As your brain becomes increasingly flooded with the fear that you won’t be able to get everything done, there’s a corresponding decrease in your ability to creatively solve problems and successfully manage your emotions. Fear creates negative feelings such as anger, anxiety, and depression and limits your responses to fight, flight or freeze.
You can counteract the negative impact of being harried during the holidays by creating positive emotions. To begin, be sure to take care of your body by getting enough sleep, exercising regularly, and eating nutritiously. If your body doesn’t get what it needs, your brain won’t work well.
You’ll know that you’re getting enough sleep if you can wake up without an alarm clock. You’ll know that your body is getting the fuel it needs if you’re consuming whole grains, fruits, vegetables, and protein rather than sweets or fatty foods. You’ll know that you’re burning off the stress chemicals that accumulate in your brain if you’re moving your body briskly for at least 30 minutes every day.

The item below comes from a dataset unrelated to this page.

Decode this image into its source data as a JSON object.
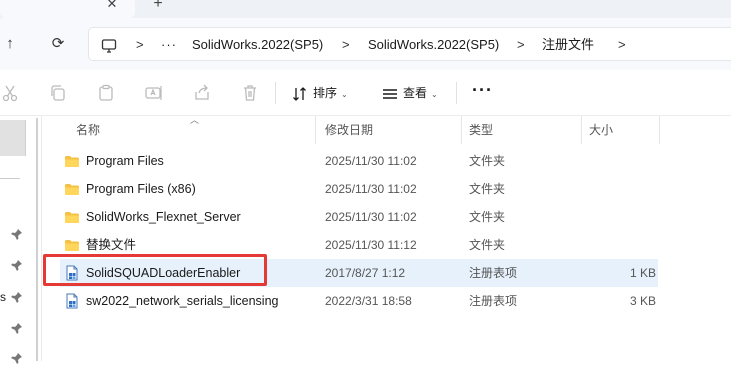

By keeping your brain chemistry in balance, you’ll wake up refreshed and able to start each day by getting organized. Write down the important items you’d like to accomplish, and designate 20% of them as priorities to get done that day. Rather than getting sucked into the black hole of Facebook or surfing the web, attend to one of your top priorities. Do not let yourself get distracted into any other activity until you’ve completed your top priorities. When you scratch items off your to-do list, you’ll feel terrific.
Another method for generating positive emotions is to engage in interactions with people that you like. The best way to do this is with face-to-face connections. Smiles are contagious, so bring your sense of humor to these conversations. When you relate to people you trust, your brain performs at its best. Give your brain a rest every hour and a half with a minimum of 10 minutes of friendly interactions and you’ll stay sharp all day long.
The most important strategy for enjoying the holidays is to reflect on your values. What do you think is most meaningful at this time of the year – family, friends, spiritual renewal?
What are your fondest memories from past holiday celebrations? How could you replicate a similar scenario this year? During the upcoming holidays you’ll be making memories that you’ll look back upon in the future. How do you want these holidays to be remembered?